BEGIN INFORMATION SUPPLIED

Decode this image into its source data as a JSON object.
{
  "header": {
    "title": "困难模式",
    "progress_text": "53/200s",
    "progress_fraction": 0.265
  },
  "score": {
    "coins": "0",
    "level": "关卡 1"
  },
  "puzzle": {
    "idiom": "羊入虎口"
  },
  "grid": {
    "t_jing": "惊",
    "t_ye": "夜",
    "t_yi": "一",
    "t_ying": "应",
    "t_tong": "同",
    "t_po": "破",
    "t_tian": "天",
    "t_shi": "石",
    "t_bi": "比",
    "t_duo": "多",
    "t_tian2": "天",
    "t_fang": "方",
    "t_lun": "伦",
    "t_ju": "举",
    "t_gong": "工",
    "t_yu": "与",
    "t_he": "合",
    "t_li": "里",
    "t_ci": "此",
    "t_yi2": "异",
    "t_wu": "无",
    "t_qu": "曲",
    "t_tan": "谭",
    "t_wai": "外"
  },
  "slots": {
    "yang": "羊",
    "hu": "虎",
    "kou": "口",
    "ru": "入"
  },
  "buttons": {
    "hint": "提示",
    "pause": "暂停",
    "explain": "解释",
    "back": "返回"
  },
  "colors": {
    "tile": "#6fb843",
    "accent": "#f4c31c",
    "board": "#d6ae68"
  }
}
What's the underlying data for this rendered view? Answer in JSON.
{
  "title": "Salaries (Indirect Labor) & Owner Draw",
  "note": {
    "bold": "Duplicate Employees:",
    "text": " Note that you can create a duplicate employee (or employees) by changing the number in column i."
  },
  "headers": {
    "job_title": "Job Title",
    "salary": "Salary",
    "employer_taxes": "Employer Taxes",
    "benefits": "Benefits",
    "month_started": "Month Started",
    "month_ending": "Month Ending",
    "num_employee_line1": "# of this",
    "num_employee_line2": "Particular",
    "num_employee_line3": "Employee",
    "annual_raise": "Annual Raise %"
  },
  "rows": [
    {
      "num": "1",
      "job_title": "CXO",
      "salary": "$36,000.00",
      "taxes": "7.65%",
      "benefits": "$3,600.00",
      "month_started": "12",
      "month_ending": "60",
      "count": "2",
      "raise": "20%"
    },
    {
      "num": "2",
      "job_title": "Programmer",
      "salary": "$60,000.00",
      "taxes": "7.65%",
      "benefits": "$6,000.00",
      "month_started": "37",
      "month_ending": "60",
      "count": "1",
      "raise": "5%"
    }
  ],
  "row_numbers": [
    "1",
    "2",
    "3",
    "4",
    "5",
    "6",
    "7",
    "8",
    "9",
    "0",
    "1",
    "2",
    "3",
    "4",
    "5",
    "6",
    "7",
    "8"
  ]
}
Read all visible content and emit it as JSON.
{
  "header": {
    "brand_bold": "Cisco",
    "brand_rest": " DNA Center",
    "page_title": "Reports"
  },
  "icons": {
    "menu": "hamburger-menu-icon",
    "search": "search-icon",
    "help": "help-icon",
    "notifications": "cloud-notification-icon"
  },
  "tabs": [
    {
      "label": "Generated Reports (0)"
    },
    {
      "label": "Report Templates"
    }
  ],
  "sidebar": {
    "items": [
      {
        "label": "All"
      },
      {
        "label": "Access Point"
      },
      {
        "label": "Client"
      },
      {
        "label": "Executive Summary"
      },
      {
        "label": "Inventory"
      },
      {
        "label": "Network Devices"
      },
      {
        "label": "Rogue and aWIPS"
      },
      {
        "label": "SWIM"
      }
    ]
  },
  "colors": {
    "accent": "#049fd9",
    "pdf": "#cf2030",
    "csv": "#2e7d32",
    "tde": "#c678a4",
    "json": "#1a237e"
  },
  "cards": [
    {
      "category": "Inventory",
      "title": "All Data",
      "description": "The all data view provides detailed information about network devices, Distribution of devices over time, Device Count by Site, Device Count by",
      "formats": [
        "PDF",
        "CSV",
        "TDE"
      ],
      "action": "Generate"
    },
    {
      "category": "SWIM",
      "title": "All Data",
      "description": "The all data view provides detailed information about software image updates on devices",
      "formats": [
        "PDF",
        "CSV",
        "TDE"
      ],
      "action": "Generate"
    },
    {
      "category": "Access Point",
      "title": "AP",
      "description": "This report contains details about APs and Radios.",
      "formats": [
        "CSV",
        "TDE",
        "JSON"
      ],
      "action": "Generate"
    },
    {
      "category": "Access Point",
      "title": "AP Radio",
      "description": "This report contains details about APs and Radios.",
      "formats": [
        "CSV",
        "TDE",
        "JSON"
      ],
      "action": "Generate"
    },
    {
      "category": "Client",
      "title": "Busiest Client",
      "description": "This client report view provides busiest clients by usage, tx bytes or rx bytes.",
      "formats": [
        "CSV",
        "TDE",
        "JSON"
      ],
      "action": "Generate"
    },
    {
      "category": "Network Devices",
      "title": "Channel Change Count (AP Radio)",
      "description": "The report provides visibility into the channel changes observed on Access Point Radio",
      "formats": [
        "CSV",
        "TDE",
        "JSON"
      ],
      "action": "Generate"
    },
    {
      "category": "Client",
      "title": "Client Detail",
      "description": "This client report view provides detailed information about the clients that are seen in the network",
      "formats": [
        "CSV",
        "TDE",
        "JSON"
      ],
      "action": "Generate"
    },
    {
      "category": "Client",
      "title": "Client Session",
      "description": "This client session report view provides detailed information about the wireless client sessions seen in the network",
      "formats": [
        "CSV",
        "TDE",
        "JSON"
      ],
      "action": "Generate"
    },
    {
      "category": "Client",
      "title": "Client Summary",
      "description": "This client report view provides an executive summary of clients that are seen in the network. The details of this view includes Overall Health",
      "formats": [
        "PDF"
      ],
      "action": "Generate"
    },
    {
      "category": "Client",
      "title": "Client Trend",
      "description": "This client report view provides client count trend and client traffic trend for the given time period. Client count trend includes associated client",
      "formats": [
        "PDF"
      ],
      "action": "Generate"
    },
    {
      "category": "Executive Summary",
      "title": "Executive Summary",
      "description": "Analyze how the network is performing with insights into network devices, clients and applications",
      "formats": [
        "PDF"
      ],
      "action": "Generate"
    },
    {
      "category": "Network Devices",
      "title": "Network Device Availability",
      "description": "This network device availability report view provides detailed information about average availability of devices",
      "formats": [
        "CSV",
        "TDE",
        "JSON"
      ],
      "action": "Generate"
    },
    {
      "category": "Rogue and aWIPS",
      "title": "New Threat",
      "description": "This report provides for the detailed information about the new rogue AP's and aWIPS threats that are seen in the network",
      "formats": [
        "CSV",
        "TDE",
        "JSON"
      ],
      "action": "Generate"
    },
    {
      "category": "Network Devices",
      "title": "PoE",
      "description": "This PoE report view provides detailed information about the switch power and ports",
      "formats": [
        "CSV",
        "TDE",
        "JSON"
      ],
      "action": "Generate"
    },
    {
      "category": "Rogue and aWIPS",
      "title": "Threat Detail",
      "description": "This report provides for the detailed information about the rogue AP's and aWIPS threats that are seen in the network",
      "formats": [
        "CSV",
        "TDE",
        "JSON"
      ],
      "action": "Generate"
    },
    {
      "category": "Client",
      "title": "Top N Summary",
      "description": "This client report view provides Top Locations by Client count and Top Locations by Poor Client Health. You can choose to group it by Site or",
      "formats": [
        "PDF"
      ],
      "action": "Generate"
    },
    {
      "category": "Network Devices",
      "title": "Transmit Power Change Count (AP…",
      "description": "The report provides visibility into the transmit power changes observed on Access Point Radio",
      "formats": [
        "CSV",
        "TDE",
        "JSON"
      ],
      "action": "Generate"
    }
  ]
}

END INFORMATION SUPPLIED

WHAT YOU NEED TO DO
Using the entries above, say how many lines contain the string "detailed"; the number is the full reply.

TASK OUTPUT
8